:: Problem to work on ::
What is needed is an exact copy of all the entries.

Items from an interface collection

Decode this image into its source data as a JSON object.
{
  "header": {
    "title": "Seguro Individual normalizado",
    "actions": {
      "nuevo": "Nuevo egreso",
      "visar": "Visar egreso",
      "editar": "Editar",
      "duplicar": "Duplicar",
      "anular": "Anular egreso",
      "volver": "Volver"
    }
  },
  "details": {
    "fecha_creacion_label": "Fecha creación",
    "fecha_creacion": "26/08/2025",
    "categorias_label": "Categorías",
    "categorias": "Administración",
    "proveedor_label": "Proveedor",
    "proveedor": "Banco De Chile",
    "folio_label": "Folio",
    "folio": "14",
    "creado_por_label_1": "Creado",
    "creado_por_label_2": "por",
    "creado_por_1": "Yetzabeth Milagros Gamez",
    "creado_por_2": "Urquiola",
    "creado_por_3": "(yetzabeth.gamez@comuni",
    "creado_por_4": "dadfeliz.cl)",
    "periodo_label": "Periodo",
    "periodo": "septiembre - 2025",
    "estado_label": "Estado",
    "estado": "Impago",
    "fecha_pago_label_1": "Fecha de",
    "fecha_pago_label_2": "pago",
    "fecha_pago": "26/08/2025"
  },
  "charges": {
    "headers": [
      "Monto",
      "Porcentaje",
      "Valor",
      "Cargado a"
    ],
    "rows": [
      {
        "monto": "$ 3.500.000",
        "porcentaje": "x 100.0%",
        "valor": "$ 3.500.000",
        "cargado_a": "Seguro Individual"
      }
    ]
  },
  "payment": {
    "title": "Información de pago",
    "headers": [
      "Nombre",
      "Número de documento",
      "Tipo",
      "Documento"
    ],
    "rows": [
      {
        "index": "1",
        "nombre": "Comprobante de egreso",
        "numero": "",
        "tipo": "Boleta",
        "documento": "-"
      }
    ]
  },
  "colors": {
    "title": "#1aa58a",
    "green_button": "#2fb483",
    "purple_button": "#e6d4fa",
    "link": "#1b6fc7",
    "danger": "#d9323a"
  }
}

:: Written response ::
Decode this image into its source data as a JSON object.
{
  "header": {
    "title": "Seguro Individual normalizado",
    "actions": {
      "nuevo": "Nuevo egreso",
      "visar": "Visar egreso",
      "editar": "Editar",
      "duplicar": "Duplicar",
      "anular": "Anular egreso",
      "volver": "Volver"
    }
  },
  "details": {
    "fecha_creacion_label": "Fecha creación",
    "fecha_creacion": "26/08/2025",
    "categorias_label": "Categorías",
    "categorias": "Administración",
    "proveedor_label": "Proveedor",
    "proveedor": "Banco De Chile",
    "folio_label": "Folio",
    "folio": "14",
    "creado_por_label_1": "Creado",
    "creado_por_label_2": "por",
    "creado_por_1": "Yetzabeth Milagros Gamez",
    "creado_por_2": "Urquiola",
    "creado_por_3": "(yetzabeth.gamez@comuni",
    "creado_por_4": "dadfeliz.cl)",
    "periodo_label": "Periodo",
    "periodo": "septiembre - 2025",
    "estado_label": "Estado",
    "estado": "Impago",
    "fecha_pago_label_1": "Fecha de",
    "fecha_pago_label_2": "pago",
    "fecha_pago": "26/08/2025"
  },
  "charges": {
    "headers": [
      "Monto",
      "Porcentaje",
      "Valor",
      "Cargado a"
    ],
    "rows": [
      {
        "monto": "$ 3.500.000",
        "porcentaje": "x 100.0%",
        "valor": "$ 3.500.000",
        "cargado_a": "Seguro Individual"
      }
    ]
  },
  "payment": {
    "title": "Información de pago",
    "headers": [
      "Nombre",
      "Número de documento",
      "Tipo",
      "Documento"
    ],
    "rows": [
      {
        "index": "1",
        "nombre": "Comprobante de egreso",
        "numero": "",
        "tipo": "Boleta",
        "documento": "-"
      }
    ]
  },
  "colors": {
    "title": "#1aa58a",
    "green_button": "#2fb483",
    "purple_button": "#e6d4fa",
    "link": "#1b6fc7",
    "danger": "#d9323a"
  }
}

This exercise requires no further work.